• [ABOUT THIS TASK]
Could you copy each line of the entries that contains "Acknowledged"?
━━━━━━━━
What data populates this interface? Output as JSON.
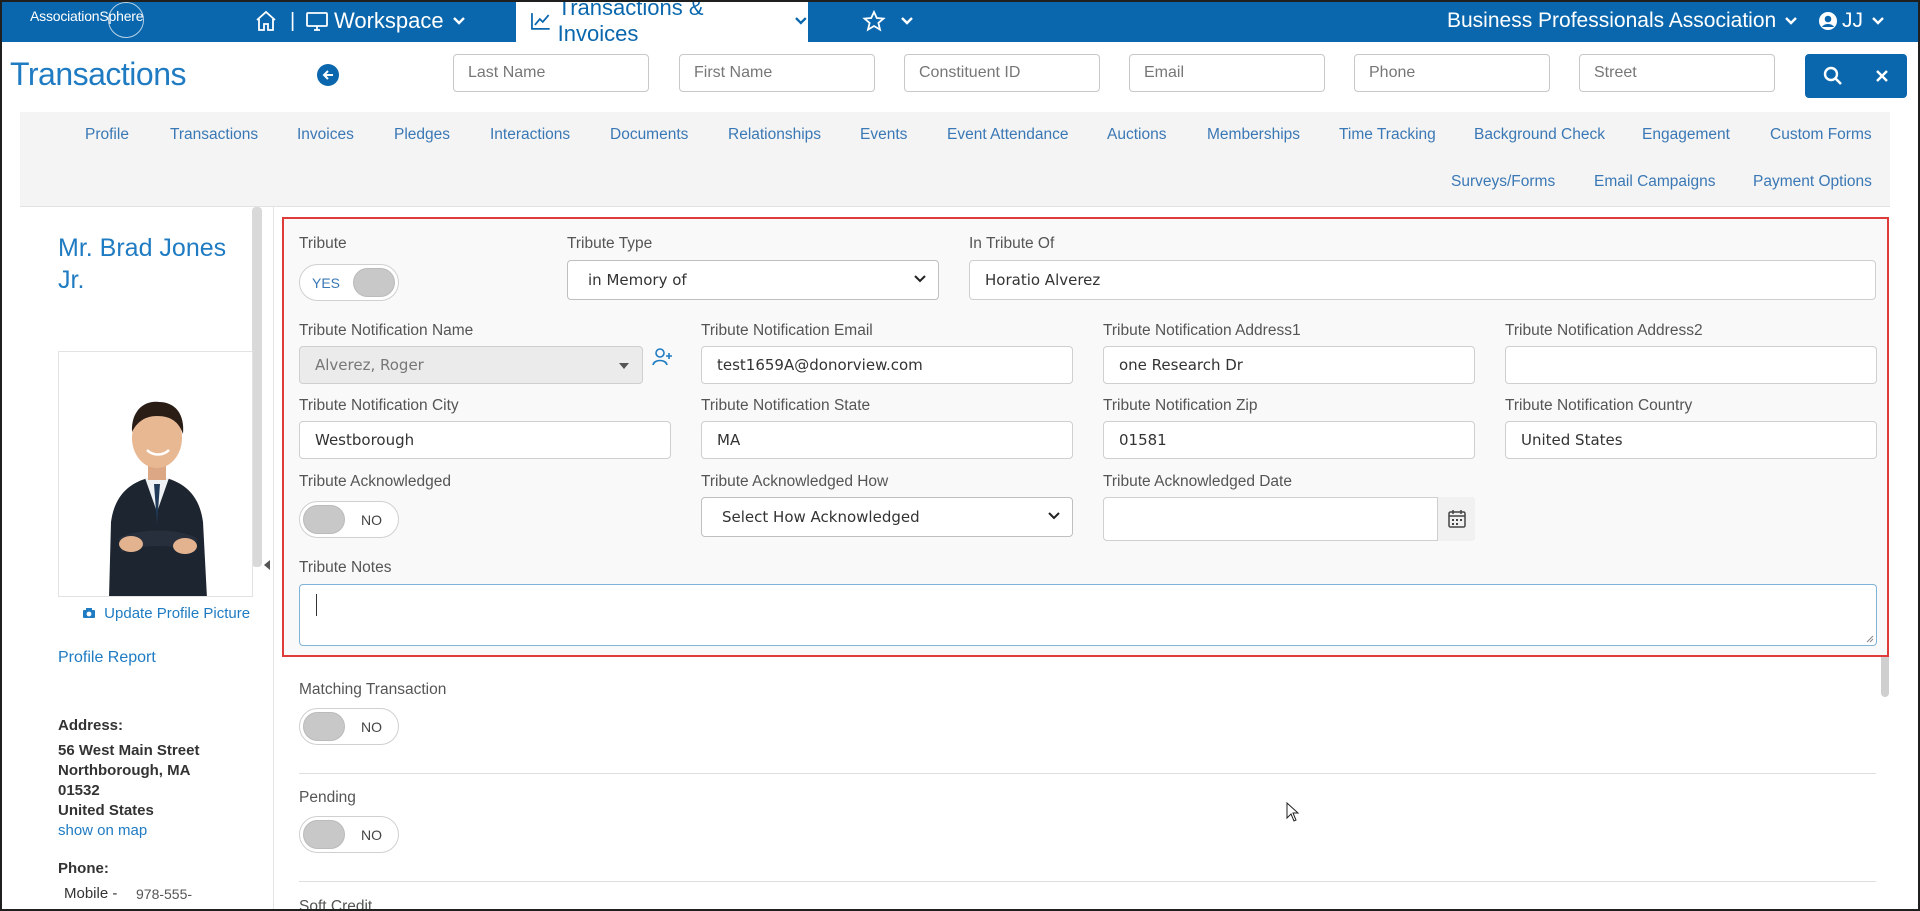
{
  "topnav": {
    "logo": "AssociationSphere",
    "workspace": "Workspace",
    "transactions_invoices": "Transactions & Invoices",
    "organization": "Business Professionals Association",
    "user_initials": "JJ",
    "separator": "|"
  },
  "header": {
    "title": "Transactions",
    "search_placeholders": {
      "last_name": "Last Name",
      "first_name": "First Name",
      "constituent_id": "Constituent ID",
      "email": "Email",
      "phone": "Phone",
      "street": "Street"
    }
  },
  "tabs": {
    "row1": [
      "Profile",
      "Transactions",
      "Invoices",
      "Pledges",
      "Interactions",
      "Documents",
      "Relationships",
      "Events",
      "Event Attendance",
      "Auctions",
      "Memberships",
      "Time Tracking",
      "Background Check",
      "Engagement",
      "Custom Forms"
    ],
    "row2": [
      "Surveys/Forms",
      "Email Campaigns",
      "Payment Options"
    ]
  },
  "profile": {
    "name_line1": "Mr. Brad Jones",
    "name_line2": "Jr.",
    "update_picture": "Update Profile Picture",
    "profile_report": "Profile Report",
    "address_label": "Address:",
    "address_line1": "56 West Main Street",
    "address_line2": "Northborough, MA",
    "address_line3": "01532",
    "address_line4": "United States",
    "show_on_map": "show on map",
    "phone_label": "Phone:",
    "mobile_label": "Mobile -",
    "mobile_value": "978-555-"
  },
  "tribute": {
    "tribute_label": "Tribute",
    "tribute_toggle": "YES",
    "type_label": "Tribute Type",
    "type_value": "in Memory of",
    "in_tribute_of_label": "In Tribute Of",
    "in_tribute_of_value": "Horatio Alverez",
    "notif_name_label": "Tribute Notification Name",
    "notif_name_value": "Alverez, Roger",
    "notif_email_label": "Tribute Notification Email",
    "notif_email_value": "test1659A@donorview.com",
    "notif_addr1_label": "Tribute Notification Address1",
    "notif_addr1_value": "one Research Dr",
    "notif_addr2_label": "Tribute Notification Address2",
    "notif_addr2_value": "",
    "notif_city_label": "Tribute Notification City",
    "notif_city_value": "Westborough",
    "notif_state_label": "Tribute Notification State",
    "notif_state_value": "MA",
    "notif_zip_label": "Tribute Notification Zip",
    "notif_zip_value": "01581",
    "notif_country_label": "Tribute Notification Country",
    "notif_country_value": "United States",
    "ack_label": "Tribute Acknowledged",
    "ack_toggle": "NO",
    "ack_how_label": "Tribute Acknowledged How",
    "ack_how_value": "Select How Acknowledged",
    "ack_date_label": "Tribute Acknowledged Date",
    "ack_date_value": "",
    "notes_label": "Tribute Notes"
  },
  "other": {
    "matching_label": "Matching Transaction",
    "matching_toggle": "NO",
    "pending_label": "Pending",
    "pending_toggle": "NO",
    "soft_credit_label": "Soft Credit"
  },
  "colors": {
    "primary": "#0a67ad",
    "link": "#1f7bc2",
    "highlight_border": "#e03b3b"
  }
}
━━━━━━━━
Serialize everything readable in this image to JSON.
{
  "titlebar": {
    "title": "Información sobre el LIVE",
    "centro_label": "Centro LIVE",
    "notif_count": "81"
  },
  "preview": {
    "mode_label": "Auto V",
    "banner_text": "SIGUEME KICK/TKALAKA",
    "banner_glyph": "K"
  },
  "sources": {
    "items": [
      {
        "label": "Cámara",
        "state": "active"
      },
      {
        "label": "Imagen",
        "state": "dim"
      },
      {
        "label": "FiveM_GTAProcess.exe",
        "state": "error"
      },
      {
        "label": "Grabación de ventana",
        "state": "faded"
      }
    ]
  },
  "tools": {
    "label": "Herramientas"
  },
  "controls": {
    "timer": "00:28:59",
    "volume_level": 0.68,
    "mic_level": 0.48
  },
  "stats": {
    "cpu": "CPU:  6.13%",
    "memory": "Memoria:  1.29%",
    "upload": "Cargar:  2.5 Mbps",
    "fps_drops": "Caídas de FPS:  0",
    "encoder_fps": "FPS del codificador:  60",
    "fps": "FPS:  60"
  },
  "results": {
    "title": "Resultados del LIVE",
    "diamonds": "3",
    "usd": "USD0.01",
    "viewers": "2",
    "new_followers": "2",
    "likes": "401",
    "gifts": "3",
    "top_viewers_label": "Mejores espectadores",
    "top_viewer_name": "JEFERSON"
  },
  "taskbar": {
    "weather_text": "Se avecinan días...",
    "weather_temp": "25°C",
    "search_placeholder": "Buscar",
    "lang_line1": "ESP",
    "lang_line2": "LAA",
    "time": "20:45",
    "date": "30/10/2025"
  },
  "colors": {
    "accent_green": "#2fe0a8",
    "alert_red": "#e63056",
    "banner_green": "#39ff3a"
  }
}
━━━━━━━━
• [ANSWER FOR THE TASK]
    "ack_label": "Tribute Acknowledged",
    "ack_how_label": "Tribute Acknowledged How",
    "ack_how_value": "Select How Acknowledged",
    "ack_date_label": "Tribute Acknowledged Date",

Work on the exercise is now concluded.